At the LeftFoot Coaching Academy I’ve watched several players really grow through the long term developmental process and have now coached players for over two to four years, longer than their team coaches in some cases. In one case a player has had four different coaches in the span of four years with the same club. As I’ve been with her and the family through that process– who knows their kid and what she can do, and what she’s working on in her game. Who celebrates her success with her? Who counsels her as she travels the path of youth soccer?
By adding in players from multiple clubs, levels, teams and genders at the LeftFoot Coaching Academy I’ve been able to create an environment that encourages the individual to shine and take control of the game without sacrificing the rhythm of the game.
While teams are focused on passing and tactics, players here are honing their individual skills in an environment that allows each player to develop at their own speed. You’d be amazed watching the u11’s take on the u14’s and how some of them are working on the same moves, but at different speeds.
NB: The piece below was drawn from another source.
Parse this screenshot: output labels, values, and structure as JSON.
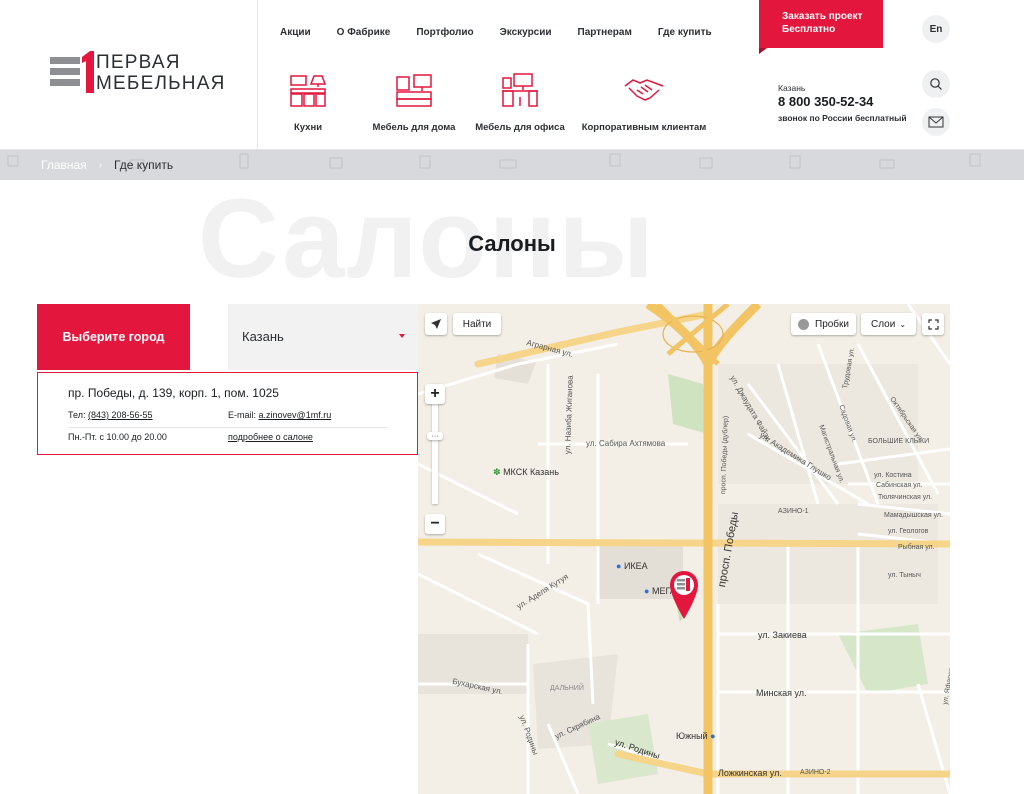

Several solutions that the LeftFoot Coaching Academy tries to address in the player development process are:
- Coaching quality, nationally licensed, over fifteen years of college, high school and club experience yet focused on individual technical training.
- Long term development; coaching is based on individual player development from year to year rather than as a player within a team focused on team results.
- Skills based education and physical development, players learn how to move, decelerate, accelerate, with an emphasis on coordination, balance, rhythm, spatial orientation and power.
- Proper technical training that has it roots in the martial arts and movement science as it relates to the growing body, foot-skills, dribbling, speed and ball striking.
- Psychological training that uses modern tools such as visualization, imagery, task oriented goals, and goal setting for games and skills
- A drop in schedule that allows players and families to come play and train when they want and schedule their training based on their decisions, schedule and opportunity.
- A committed clientele of players that are multi-age, dual-gender and multi-skilled to bring out the best in younger and older players alike.
- A club free zone where players are safe from recruitment, exclusion, status or team dynamics.
As I coached at one of the “elite” level clubs I saw how many kids were excluded from the chances of getting better. When I became part of the problem I moved to resolve the process only to get caught up in murky club dynamics.
This is why I felt that it was important to disassociate myself from clubs and teams to focus only on the player, yet at the same time work with all of the clubs in the area to help their bubble players get better and raise the level of play for all coaches and players in the state.
If LFC could be a home for all players from every club then community clubs could have a place to send their best kids to get better and also give their bubble kids a chance to improve as well. Watching how players from multiple teams play against each other in a club/status safe place has been fun to watch and something that we need to encourage even more.
In the next couple of days I’ll share another great success story with you about how a player who was once ranked 63rd out of 65 players at her community club is now playing for one of the best programs in the nation after three years of coaching at LeftFoot Coaching Academy. She was thrown away by her club and several others, but not by me. (Read: Diamond in the Rough)
Let’s make sure as we finish tryouts that we don’t throw away any kids, and try to give them the chance to succeed within the sport and life itself.